New Mexico


TelescopeTakahashi Epsilon 250 - 10 ″, 850mm FL @ f / 3.4
MountParamount ME
Imaging cameraSBIG ST10XME - Non Anti Bloomin Gate (NABG) regulated at -10o Celsius
Image typeHa (RGB)
ExhibitionHa (10 x 5 'bin 1 × 1), RGB (4 x 2' bin 2 × 2 each)
PretreatmentMaxim DL
TreatmentPhotoshop and PixInsight

Object description

Object type“The Crescent Nebula” emission nebula
Visual magnitudeMore than 10 (varies according to references)
Distance5000 light years
Diameter3 light years
Dimension seen from Earth20 x 10 arc minutes
The Crescent Nebula is very difficult to photograph because it has a magnitude over 10. There are a lot of very pale gaseous components. Looking at the photo, you can see some of these very pale ramifications. Some astrographers manage to show even more, especially by using specialized filters to bring out these pale components in their light spectrum (especially the blue color which is hardly visible in the image). Here, the H-Alpha filter does a good job of bringing out the pale components of the nebula in the red light spectrum (hydrogen component). In addition, a vast cloud of very faint red-colored gas surrounds this nebula. It can be seen in this photo, especially towards the bottom of the nebula.  

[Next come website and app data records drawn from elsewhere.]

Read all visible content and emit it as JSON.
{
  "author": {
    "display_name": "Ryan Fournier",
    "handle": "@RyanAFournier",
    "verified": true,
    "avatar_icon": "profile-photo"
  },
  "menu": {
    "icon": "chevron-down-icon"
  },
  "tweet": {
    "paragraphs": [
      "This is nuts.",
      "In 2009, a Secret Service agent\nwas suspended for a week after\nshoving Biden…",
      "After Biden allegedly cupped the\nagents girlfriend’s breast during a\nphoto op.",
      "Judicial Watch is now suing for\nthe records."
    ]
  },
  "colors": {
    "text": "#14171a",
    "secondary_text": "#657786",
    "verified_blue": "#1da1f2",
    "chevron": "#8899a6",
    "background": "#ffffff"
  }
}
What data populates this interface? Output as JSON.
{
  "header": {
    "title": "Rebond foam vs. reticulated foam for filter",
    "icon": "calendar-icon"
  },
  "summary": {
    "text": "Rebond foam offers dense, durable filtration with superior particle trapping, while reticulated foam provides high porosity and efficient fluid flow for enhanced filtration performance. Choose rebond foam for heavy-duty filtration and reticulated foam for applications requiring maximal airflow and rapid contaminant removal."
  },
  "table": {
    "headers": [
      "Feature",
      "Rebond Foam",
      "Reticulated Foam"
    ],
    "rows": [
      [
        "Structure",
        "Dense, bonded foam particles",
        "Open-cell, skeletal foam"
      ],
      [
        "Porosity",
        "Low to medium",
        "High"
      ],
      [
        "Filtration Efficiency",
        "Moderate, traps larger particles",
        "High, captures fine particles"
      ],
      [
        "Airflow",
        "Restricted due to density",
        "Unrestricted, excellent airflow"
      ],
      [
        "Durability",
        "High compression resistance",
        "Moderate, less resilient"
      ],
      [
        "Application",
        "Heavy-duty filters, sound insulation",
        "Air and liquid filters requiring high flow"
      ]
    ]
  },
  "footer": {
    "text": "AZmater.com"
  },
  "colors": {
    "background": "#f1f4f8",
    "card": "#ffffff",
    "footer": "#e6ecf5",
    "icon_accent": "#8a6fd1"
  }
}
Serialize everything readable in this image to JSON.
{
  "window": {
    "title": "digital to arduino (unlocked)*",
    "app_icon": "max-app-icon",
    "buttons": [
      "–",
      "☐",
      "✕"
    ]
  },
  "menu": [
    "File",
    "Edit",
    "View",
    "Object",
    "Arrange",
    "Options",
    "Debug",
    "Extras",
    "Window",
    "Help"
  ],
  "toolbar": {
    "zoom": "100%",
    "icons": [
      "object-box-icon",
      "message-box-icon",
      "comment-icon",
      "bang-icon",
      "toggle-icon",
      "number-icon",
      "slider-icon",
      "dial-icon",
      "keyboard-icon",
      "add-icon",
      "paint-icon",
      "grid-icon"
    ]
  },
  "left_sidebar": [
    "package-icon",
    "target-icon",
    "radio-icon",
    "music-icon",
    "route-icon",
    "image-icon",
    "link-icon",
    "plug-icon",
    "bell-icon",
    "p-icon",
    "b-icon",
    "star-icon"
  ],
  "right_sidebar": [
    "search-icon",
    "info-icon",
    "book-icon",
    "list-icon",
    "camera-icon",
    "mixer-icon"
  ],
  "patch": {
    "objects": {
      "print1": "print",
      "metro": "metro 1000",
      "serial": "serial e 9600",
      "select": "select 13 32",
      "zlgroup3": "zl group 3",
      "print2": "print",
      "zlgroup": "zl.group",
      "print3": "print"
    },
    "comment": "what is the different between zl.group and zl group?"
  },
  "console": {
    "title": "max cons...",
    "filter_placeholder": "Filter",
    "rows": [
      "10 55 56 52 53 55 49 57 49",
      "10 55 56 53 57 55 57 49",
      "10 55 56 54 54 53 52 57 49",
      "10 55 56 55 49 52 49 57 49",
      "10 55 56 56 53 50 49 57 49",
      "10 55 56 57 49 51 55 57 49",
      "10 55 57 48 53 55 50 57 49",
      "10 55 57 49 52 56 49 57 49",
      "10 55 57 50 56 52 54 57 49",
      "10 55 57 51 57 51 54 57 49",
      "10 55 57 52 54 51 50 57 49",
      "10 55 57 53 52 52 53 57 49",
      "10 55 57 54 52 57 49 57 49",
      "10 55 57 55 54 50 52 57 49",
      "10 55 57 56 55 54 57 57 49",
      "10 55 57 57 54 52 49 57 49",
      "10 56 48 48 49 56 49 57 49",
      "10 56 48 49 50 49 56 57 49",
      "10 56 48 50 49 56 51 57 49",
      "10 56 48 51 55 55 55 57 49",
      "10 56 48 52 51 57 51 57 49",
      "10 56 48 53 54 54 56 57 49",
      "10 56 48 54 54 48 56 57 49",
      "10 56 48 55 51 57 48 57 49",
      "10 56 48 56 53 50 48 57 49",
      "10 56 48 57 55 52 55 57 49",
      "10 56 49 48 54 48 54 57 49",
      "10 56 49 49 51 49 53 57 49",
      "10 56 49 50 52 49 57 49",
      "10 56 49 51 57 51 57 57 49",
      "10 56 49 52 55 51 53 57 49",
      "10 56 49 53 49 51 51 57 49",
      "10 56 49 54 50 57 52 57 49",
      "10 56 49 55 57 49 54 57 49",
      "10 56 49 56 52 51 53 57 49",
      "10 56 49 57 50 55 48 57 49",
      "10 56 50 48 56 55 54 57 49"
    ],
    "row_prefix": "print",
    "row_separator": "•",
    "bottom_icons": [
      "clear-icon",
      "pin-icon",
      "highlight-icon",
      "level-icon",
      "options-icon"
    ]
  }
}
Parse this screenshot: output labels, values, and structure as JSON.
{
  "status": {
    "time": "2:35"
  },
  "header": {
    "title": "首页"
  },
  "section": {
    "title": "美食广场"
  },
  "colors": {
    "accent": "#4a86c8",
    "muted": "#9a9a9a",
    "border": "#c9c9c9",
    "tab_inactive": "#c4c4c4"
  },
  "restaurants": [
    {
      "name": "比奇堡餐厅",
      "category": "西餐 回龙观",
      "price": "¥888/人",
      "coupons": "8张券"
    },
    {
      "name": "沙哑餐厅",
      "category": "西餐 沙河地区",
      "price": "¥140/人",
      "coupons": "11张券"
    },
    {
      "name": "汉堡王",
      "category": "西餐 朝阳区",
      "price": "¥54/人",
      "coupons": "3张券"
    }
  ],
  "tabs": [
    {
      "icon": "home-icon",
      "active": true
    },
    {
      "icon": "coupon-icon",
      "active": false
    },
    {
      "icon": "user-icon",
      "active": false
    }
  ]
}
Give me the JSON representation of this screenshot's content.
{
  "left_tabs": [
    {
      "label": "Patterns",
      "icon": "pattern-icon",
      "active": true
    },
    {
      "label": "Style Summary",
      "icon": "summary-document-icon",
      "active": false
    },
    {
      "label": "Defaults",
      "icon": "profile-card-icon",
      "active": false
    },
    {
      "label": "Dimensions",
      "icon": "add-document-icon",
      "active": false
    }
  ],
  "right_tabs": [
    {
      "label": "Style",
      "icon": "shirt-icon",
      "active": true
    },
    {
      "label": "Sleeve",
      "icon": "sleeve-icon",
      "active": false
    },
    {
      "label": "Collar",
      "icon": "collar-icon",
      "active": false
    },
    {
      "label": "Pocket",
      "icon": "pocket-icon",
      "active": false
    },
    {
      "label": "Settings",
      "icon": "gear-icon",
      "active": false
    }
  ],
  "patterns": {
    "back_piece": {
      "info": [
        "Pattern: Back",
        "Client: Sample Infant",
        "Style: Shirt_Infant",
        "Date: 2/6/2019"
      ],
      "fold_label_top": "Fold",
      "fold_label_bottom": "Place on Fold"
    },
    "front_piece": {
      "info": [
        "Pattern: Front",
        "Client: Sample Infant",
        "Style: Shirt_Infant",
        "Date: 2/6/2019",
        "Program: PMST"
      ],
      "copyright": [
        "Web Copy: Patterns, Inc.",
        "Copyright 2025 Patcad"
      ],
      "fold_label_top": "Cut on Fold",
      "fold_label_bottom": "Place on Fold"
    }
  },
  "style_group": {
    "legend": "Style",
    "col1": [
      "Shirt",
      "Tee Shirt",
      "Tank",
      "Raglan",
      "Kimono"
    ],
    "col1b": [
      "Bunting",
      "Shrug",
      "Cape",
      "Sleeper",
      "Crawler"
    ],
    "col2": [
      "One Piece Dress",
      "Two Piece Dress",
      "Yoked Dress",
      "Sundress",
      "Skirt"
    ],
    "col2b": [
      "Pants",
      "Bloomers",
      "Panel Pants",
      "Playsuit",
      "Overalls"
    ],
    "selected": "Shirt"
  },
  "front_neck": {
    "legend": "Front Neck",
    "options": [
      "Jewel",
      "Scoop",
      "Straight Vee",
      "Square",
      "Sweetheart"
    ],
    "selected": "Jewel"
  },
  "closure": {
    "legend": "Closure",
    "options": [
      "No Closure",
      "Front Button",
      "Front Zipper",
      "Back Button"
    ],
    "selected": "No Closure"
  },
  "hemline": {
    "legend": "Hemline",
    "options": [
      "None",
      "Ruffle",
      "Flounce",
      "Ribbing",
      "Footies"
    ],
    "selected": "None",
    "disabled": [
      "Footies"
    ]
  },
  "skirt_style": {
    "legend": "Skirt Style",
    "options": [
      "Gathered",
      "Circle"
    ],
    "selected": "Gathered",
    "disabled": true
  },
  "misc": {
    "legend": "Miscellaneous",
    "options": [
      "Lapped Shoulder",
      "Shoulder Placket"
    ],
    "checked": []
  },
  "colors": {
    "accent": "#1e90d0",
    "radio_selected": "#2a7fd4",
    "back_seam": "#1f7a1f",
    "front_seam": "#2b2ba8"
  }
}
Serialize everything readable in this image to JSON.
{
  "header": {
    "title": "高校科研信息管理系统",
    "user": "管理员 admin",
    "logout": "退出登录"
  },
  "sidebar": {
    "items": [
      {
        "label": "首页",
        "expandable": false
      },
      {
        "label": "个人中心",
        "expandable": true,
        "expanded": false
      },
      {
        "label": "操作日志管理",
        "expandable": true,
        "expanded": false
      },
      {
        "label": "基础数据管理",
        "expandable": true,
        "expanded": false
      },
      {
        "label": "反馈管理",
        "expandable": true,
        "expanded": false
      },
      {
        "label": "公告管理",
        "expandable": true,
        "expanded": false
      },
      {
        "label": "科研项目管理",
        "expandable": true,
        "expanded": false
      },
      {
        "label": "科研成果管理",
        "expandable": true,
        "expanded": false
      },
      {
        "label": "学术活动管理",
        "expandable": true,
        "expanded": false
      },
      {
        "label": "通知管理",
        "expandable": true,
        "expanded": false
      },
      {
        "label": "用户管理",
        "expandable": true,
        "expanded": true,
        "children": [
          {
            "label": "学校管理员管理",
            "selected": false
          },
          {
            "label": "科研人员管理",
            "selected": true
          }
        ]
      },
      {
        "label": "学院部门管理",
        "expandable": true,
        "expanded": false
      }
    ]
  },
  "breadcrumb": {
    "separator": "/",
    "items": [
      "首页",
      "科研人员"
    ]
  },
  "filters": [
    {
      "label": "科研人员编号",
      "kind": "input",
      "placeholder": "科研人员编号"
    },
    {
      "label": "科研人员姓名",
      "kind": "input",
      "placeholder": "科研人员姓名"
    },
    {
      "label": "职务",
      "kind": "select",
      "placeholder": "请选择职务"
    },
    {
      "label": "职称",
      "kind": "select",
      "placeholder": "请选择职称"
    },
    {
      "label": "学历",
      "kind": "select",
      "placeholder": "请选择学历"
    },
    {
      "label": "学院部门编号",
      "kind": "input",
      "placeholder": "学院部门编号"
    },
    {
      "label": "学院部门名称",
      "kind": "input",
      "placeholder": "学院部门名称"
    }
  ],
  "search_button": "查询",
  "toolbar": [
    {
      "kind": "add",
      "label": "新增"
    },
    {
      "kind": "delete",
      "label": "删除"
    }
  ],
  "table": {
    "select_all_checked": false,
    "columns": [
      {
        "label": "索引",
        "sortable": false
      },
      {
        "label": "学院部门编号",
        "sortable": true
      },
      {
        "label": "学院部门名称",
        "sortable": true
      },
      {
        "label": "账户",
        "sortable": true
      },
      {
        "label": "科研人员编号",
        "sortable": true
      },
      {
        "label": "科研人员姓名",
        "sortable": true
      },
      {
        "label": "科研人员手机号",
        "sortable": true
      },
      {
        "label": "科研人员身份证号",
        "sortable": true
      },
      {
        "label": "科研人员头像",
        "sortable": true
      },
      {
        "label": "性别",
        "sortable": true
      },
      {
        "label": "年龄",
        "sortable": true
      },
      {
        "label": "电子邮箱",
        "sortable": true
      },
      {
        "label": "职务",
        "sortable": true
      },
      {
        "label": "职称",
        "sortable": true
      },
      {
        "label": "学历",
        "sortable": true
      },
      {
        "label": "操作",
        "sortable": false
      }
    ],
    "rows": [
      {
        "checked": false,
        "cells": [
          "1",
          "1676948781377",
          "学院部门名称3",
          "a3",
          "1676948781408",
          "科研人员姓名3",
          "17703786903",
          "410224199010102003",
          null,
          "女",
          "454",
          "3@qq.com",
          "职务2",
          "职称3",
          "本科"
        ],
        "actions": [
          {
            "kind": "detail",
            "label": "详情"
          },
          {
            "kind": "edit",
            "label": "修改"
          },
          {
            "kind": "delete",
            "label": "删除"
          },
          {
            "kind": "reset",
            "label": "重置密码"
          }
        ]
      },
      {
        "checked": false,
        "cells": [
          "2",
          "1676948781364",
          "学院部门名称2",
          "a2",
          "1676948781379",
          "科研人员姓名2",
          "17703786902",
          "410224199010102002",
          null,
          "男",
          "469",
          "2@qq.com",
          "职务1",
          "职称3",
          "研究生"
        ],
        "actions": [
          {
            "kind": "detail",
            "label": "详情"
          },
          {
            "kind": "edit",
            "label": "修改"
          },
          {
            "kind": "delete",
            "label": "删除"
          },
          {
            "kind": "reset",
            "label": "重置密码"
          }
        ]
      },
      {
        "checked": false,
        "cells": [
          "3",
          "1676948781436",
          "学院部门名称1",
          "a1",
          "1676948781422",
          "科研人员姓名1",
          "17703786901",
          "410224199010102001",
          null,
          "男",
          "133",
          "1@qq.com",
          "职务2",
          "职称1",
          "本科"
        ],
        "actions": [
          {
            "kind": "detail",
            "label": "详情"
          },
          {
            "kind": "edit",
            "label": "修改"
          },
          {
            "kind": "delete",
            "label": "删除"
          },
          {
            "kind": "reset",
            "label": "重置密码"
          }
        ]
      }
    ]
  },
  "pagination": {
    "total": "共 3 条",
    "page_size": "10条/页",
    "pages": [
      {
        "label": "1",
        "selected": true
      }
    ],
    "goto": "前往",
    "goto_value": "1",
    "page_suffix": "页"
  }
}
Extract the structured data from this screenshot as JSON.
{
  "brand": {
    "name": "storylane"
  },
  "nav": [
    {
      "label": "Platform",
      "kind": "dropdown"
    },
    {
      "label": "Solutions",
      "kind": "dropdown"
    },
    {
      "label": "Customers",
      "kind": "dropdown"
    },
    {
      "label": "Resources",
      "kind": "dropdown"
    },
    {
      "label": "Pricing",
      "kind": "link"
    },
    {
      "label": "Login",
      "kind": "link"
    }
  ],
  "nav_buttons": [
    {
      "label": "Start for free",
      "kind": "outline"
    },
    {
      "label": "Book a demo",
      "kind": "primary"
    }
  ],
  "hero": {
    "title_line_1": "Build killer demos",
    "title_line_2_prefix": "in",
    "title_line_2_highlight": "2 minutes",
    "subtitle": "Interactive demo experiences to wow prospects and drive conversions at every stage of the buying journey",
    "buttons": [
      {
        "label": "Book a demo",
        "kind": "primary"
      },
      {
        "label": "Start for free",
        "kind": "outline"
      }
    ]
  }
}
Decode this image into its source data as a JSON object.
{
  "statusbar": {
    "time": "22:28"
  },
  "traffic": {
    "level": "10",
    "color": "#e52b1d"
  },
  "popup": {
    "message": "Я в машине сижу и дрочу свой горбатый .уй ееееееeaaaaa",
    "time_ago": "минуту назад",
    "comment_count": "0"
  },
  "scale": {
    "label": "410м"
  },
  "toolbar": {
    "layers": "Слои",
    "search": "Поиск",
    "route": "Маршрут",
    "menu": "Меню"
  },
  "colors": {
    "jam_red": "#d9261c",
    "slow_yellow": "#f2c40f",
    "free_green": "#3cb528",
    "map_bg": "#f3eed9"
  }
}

The central star of the Crescent Nebula is a Wolf-Rayet star. About 4,5 million years after its formation (one thousandth the age of the Sun), this massive star became a red giant and expelled its outer layers at a speed of about 35 km/h. 000 years later, the intense radiation from its very hot inner layer, exposed, began to project gas at more than 200000 million km / h. This strong stellar wind ejected a solar mass's worth of material every 4,5 years, forming the series of dense concentric shells seen in the image. Radiation from the hot central star, as in all emission nebulae, excites stellar matter, mostly hydrogen, and causes it to glow in the red part of the spectrum. This central star should explode in a supernova within 10 years.
Richard Beauregard
Sky Astro - CCD
My impression "We cannot be alone in this gigantic universe"